Print out the data precisely as it appears here, with no pictures.

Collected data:

::::::

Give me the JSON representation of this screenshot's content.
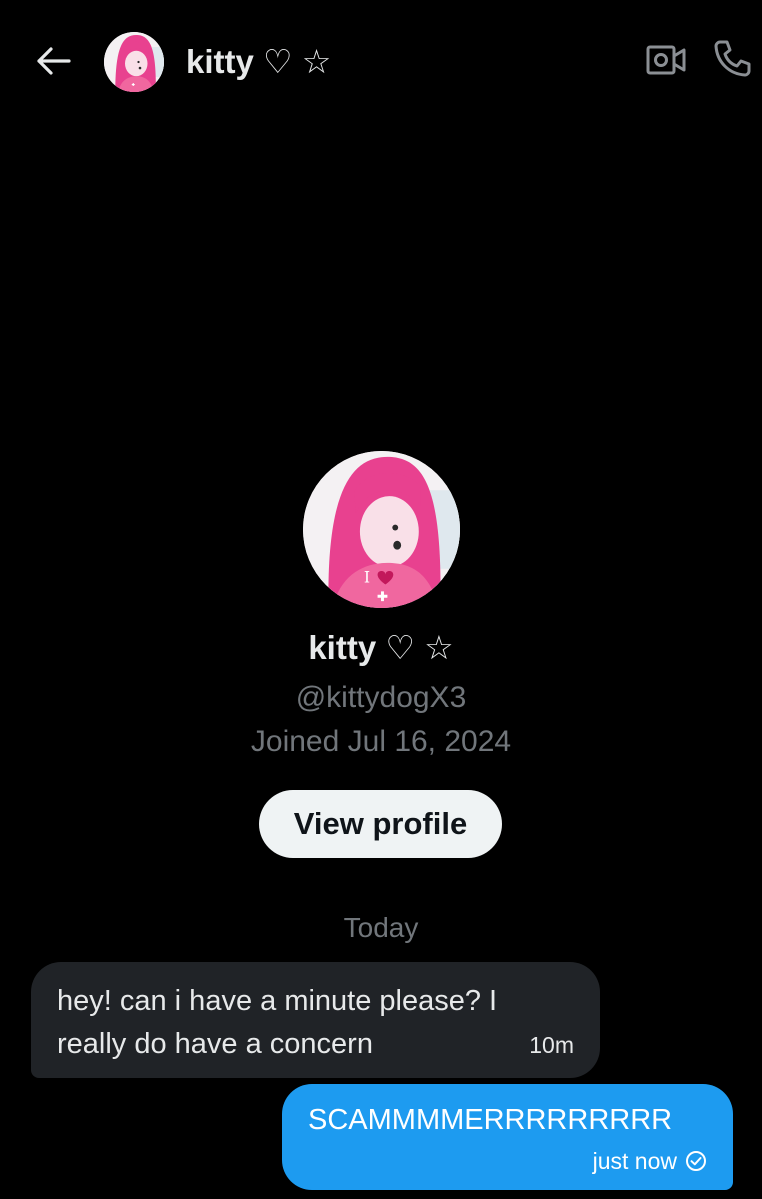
{
  "header": {
    "back_icon": "back-arrow-icon",
    "name": "kitty",
    "name_symbols": "♡ ☆",
    "video_icon": "video-call-icon",
    "call_icon": "phone-icon"
  },
  "profile": {
    "name": "kitty",
    "name_symbols": "♡ ☆",
    "handle": "@kittydogX3",
    "joined": "Joined Jul 16, 2024",
    "view_profile_label": "View profile",
    "avatar_shirt_text": "I"
  },
  "conversation": {
    "day_separator": "Today",
    "messages": [
      {
        "direction": "incoming",
        "text": "hey! can i have a minute please? I really do have a concern",
        "time": "10m"
      },
      {
        "direction": "outgoing",
        "text": "SCAMMMMERRRRRRRRR",
        "time": "just now",
        "status_icon": "sent-check-icon"
      }
    ]
  },
  "colors": {
    "background": "#000000",
    "primary_text": "#e7e9ea",
    "secondary_text": "#71767b",
    "incoming_bubble": "#202327",
    "outgoing_bubble": "#1d9bf0",
    "button_bg": "#eff3f4",
    "avatar_hair": "#e8418f"
  }
}
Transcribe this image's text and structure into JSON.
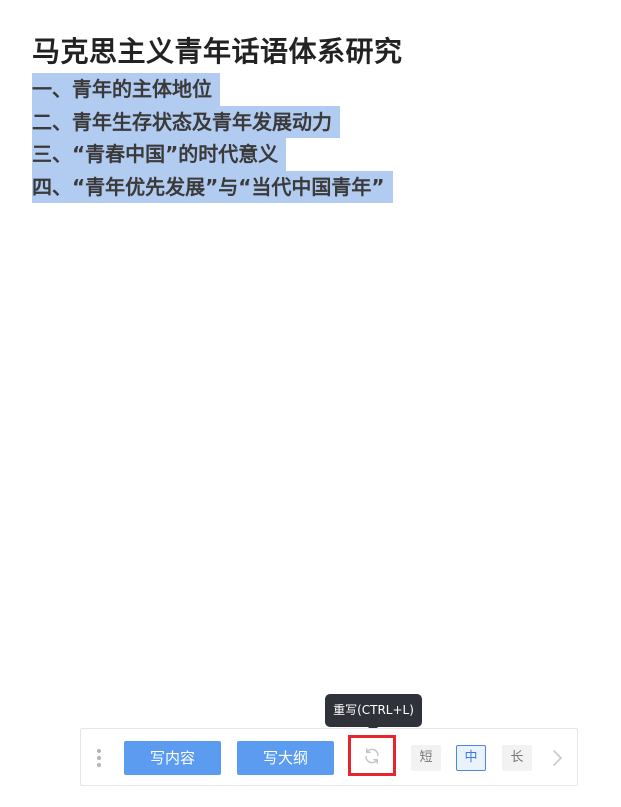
{
  "document": {
    "title": "马克思主义青年话语体系研究",
    "outline": [
      "一、青年的主体地位",
      "二、青年生存状态及青年发展动力",
      "三、“青春中国”的时代意义",
      "四、“青年优先发展”与“当代中国青年”"
    ],
    "selection_color": "#b2cbf0"
  },
  "tooltip": {
    "text": "重写(CTRL+L)"
  },
  "toolbar": {
    "write_content_label": "写内容",
    "write_outline_label": "写大纲",
    "rewrite_icon": "refresh-icon",
    "length_options": [
      "短",
      "中",
      "长"
    ],
    "selected_length": "中",
    "accent_color": "#5b9cf0",
    "highlight_border_color": "#e6262c"
  }
}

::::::

WRITTEN ANSWER:
Give me the JSON representation of this screenshot's content.
{
  "header": {
    "back_icon": "back-arrow-icon",
    "name": "kitty",
    "name_symbols": "♡ ☆",
    "video_icon": "video-call-icon",
    "call_icon": "phone-icon"
  },
  "profile": {
    "name": "kitty",
    "name_symbols": "♡ ☆",
    "handle": "@kittydogX3",
    "joined": "Joined Jul 16, 2024",
    "view_profile_label": "View profile",
    "avatar_shirt_text": "I"
  },
  "conversation": {
    "day_separator": "Today",
    "messages": [
      {
        "direction": "incoming",
        "text": "hey! can i have a minute please? I really do have a concern",
        "time": "10m"
      },
      {
        "direction": "outgoing",
        "text": "SCAMMMMERRRRRRRRR",
        "time": "just now",
        "status_icon": "sent-check-icon"
      }
    ]
  },
  "colors": {
    "background": "#000000",
    "primary_text": "#e7e9ea",
    "secondary_text": "#71767b",
    "incoming_bubble": "#202327",
    "outgoing_bubble": "#1d9bf0",
    "button_bg": "#eff3f4",
    "avatar_hair": "#e8418f"
  }
}
Transcribe this image's text and structure into JSON.
{
  "document": {
    "title": "马克思主义青年话语体系研究",
    "outline": [
      "一、青年的主体地位",
      "二、青年生存状态及青年发展动力",
      "三、“青春中国”的时代意义",
      "四、“青年优先发展”与“当代中国青年”"
    ],
    "selection_color": "#b2cbf0"
  },
  "tooltip": {
    "text": "重写(CTRL+L)"
  },
  "toolbar": {
    "write_content_label": "写内容",
    "write_outline_label": "写大纲",
    "rewrite_icon": "refresh-icon",
    "length_options": [
      "短",
      "中",
      "长"
    ],
    "selected_length": "中",
    "accent_color": "#5b9cf0",
    "highlight_border_color": "#e6262c"
  }
}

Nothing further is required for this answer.